WORK INSTRUCTIONS: The number of lines containing the word "true" is all you should give; count them in the records below.

====== THE DATA

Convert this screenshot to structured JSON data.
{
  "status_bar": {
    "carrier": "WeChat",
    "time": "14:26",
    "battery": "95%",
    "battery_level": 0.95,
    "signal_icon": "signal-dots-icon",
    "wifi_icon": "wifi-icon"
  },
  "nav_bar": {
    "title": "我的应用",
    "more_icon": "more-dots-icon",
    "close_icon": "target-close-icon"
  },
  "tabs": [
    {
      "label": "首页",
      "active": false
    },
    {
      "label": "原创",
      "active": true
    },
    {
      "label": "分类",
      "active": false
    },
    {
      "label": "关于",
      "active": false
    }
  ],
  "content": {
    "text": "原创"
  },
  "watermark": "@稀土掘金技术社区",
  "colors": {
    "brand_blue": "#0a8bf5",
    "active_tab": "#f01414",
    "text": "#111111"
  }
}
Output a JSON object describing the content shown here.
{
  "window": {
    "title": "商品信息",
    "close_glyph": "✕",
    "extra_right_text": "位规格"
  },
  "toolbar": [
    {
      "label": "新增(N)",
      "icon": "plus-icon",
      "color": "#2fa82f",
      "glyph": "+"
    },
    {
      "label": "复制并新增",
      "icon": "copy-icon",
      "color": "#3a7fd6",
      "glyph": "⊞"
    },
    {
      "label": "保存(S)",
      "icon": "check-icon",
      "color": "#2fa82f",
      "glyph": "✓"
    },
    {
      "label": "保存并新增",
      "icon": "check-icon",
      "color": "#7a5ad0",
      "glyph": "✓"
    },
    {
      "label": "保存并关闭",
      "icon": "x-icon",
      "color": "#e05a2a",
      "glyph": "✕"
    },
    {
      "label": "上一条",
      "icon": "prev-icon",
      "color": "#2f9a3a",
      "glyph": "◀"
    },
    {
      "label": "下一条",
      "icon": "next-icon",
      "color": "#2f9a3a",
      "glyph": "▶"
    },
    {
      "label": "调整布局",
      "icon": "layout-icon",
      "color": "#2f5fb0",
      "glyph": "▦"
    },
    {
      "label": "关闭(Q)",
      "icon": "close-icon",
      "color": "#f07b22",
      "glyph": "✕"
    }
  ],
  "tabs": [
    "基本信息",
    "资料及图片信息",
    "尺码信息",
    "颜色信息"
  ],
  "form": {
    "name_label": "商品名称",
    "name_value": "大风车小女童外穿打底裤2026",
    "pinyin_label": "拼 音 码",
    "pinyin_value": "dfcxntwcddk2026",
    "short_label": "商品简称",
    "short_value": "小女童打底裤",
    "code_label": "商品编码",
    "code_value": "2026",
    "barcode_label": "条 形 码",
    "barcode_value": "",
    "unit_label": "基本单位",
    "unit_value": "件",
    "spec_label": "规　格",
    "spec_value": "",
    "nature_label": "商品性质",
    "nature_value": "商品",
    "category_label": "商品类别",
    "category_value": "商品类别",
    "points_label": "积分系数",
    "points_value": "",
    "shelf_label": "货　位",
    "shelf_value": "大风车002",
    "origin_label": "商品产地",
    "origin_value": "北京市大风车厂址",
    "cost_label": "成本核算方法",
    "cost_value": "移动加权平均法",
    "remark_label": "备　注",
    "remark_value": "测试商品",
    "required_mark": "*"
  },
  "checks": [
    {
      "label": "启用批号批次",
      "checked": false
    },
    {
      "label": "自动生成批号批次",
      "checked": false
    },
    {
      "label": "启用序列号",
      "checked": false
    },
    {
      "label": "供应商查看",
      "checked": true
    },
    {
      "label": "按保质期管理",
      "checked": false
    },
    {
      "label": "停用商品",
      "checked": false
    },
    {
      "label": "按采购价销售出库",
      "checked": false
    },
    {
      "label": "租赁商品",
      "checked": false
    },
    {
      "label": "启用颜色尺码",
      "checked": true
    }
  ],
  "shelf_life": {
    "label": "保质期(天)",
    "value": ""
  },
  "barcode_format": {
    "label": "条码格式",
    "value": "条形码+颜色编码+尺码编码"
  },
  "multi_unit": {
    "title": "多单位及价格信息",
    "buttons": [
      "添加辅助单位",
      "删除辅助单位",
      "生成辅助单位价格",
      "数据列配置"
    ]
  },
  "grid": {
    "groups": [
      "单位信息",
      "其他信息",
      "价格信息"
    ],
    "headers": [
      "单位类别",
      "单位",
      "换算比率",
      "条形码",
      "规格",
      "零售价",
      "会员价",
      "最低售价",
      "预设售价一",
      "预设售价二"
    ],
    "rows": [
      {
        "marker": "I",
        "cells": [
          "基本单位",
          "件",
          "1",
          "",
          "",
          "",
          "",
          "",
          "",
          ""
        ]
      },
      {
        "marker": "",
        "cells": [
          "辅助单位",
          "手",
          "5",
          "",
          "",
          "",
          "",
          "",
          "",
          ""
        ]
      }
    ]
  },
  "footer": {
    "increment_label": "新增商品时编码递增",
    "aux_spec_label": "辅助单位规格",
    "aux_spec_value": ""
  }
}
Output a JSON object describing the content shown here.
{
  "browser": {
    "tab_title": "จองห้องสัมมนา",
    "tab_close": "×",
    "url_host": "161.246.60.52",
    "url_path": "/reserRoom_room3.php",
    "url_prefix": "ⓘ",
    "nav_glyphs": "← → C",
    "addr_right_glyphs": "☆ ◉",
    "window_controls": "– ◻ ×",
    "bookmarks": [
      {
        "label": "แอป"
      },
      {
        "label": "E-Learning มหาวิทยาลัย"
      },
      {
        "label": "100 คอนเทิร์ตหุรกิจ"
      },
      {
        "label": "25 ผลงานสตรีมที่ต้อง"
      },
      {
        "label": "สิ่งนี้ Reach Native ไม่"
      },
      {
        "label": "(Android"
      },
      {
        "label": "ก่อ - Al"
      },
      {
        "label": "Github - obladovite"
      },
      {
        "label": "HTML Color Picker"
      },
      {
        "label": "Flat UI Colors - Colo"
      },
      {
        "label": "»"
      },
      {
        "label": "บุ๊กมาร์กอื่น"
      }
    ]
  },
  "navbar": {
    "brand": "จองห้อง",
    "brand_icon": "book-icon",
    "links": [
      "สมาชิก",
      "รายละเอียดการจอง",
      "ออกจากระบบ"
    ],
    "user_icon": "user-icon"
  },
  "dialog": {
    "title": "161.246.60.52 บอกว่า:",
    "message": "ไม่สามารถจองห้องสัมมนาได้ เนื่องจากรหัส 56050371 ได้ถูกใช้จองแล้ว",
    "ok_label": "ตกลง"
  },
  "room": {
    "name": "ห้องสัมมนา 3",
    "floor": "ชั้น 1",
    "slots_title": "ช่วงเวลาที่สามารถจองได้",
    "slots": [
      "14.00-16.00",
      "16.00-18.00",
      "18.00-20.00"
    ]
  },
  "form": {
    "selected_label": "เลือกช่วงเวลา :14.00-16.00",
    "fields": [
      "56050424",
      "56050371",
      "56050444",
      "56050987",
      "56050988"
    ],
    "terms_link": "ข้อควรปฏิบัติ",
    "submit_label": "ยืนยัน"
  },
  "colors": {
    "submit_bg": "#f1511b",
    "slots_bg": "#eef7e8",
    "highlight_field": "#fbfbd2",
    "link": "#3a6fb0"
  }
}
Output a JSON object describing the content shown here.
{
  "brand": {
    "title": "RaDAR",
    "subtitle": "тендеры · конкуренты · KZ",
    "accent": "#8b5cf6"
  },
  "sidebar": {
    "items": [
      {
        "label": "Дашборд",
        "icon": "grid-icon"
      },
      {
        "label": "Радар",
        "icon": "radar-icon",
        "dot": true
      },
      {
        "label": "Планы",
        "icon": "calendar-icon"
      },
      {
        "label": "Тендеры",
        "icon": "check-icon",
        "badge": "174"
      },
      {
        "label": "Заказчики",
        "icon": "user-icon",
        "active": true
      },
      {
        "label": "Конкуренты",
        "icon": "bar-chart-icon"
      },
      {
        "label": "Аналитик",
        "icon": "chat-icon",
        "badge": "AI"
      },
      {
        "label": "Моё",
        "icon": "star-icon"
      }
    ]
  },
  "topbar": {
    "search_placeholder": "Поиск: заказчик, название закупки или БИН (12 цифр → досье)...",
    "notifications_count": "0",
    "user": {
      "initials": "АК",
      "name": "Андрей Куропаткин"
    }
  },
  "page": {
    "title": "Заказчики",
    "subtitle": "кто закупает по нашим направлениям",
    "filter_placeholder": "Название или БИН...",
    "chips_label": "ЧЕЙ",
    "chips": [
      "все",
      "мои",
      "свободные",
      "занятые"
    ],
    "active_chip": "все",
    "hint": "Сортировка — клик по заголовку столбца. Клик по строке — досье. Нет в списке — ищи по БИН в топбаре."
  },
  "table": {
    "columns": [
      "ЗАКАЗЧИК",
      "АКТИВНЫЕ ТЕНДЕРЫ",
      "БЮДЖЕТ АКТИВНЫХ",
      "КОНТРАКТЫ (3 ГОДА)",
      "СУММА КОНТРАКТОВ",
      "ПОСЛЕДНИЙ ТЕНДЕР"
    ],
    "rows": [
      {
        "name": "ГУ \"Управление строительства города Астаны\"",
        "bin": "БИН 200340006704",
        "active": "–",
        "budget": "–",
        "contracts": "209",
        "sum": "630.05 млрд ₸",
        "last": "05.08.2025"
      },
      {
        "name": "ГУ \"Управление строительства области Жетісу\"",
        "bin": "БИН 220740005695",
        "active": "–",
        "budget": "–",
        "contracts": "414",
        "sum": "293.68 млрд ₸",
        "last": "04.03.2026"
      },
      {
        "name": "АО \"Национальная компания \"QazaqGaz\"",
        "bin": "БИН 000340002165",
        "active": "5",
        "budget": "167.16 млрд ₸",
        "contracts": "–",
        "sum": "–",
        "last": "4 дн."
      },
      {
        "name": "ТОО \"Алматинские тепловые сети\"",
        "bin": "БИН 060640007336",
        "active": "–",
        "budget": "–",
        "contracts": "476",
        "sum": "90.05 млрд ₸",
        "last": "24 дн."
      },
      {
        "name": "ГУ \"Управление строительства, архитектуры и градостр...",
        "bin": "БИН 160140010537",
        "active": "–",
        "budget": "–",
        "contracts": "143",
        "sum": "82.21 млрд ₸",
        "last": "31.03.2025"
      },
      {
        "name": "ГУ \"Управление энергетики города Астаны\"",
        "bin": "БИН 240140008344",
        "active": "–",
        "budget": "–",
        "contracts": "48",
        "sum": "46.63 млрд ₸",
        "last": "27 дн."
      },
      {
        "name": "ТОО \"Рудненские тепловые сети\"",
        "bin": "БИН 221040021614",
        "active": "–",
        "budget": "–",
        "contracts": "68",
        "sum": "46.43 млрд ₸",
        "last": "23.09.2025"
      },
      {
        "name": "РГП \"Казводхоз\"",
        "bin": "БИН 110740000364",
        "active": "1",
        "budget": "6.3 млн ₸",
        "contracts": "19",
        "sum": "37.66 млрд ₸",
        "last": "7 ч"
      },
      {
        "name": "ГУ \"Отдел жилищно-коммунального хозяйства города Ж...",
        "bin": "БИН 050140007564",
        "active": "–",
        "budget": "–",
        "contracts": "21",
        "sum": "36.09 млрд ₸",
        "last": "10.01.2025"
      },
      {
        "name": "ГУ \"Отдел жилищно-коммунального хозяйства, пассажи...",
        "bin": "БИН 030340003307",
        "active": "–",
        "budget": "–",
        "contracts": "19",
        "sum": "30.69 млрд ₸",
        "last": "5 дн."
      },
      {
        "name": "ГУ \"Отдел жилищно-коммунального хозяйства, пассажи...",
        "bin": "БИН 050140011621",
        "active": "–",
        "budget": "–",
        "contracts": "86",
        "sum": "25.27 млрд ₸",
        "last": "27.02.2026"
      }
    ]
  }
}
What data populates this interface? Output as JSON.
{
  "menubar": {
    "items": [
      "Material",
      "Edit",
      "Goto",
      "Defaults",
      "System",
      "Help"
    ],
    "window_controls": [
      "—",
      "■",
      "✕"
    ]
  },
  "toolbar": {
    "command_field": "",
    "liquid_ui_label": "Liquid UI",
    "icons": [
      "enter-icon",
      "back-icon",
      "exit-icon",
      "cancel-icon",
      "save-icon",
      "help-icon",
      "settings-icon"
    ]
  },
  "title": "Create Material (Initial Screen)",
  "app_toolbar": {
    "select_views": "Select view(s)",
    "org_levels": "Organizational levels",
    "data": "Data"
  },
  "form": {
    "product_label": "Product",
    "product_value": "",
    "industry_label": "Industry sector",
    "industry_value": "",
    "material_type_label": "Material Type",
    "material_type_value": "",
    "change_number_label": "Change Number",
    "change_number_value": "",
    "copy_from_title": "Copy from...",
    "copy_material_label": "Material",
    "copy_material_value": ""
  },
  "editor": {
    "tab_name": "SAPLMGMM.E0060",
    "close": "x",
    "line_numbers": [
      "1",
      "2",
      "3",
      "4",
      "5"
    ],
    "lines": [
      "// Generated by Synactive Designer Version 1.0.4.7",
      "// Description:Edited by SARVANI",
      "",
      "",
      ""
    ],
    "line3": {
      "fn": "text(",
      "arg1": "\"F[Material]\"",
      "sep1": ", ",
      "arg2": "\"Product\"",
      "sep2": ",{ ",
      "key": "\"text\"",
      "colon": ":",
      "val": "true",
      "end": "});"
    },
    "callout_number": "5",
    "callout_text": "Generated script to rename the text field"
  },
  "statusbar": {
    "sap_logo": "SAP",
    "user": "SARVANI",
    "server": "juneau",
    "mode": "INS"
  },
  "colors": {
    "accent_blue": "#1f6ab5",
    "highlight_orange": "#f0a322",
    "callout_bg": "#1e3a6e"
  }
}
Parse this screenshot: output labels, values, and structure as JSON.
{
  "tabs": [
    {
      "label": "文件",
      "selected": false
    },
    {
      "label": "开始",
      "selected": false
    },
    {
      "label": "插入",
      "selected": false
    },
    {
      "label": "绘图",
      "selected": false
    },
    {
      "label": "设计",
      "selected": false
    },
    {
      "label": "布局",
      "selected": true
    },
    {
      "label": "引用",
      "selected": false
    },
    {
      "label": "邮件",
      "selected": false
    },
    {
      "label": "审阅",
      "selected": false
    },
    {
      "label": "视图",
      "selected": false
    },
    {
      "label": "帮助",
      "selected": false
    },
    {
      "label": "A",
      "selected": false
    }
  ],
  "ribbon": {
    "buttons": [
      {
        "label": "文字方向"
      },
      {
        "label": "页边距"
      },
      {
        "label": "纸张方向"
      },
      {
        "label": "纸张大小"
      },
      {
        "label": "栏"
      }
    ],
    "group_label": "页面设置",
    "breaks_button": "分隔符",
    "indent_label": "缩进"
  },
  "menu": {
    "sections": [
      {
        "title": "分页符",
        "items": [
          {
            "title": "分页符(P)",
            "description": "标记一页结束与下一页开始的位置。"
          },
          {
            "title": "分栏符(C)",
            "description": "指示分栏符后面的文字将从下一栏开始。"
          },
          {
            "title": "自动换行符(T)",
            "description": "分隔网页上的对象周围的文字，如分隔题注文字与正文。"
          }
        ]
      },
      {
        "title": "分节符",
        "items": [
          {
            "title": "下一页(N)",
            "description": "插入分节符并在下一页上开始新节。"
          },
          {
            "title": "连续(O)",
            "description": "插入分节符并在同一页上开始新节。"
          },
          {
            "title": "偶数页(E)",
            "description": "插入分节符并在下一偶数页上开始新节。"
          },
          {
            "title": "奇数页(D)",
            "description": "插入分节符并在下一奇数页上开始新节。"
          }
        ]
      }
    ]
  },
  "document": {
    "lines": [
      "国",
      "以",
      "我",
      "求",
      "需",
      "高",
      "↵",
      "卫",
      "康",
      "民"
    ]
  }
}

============

WORKED SOLUTION: 7